Now the evidence showing very satisfactorily that the damage to the goods was occasioned by the effect of the humidity and dampness, which in the absence of any defect in the ship, or navigation of the same, or in the stowage, is one of the dangers and accidents of the seas for which the carrier is not liable, the burden lay upon the libellants to show, that it might notwithstanding have been prevented by reasonable skill and diligence of those employed in the conveyance of the goods. For, it has been held, if the damage has proceeded from an intrinsic principle of decay naturally inherent in the commodity itself, whether active in every situation, or only in the confinement and closeness of the ship, the merchant must bear the loss as well as pay the freight; as the master and owners are in no fault, nor does their contract contain any insurance or warranty against such an event. 12 East, 381; 4 Champb. 119; 6 Taunt. 65; Abbott on Ship. 428, (Shee's Ed.) But if it can be shown that it might have been avoided by the use of proper precautionary measures, and that the usual and customary methods for this purpose have been neglected, they may still be held liable. And the same rule applies in the case of damage on account of the humidity and
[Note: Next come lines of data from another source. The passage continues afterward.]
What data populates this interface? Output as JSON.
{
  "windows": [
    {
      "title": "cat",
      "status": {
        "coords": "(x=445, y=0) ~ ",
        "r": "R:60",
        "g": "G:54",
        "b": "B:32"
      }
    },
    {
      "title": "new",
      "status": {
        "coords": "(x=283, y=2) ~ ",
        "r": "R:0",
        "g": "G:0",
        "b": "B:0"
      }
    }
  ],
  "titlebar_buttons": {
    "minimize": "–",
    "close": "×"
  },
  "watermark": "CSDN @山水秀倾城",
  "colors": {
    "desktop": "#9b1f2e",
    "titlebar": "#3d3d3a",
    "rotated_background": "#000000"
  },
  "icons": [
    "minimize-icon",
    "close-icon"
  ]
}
No doubt the unusual duration of the voyage, on account of tempestuous weather and adverse winds, in connection with the fact that it was one in which the ship passed from a northern to a southern latitude, and in a season of the year when the change from a cold to a warm claimate must have been considerable, greatly increased the dampness, and also the influence of it upon goods liable to damage from that cause.
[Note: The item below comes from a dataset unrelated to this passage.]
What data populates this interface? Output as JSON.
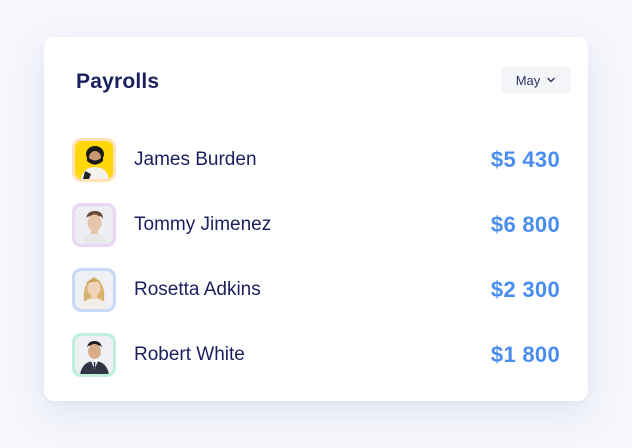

But the carrier is not responsible for delay in the voyage on account of boisterous weather or adverse winds, low tides, or the like, as was held in the case of Boyle v. M'Laughlin, 4 Harr. & J. 291. These are dangers and accidents of the navigation over which he has no control, and against which his contract contains no warranty.
Another point was made on the part of the respondents below, which it may be proper briefly to notice. It was insisted that these goods had not been packed in good condition in the boxes at Paisley by the manufacturer, or if otherwise, that the damage might have happened to them in the conveyance from that place to Liverpool, before they were shipped for Charleston.
The bill of lading contained the usual clause, that they were shipped in good order; but there was added, at the conclusion, "contents unknown."
It is obvious, therefore, that the acknowledgment of the master as to the condition of the goods when received on board, extended only to the external condition of the cases, excluding any implication as to the quantity or quality of the article, condition of it at the time received on board, or whether properly packed or not in the boxes. Abbott, 339, (Shee's Ed.) p. 216, (Story's Ed.) And if the evidence on the part of the defence laid a foundation for a reasonable inference, that the damage resulted from an imperfection in the goods when packed in the cases, or had occurred previously to their being shipped on board,
Mr. Chief-Justice TANEY and Mr. Justice WAYNE dissented.
This cause came on to be heard on the transcript of the record from the Circuit Court of the United States for the District of South Carolina, and was argued by counsel. On consideration whereof, it is now here ordered, adjudged, and decreed by this court, that the decree of the said Circuit Court in this cause be, and the same is hereby, reversed, with costs, and that this cause be, and the same is hereby, remanded to the said Circuit Court for further proceedings to be had therein, in conformity to the opinion of this court.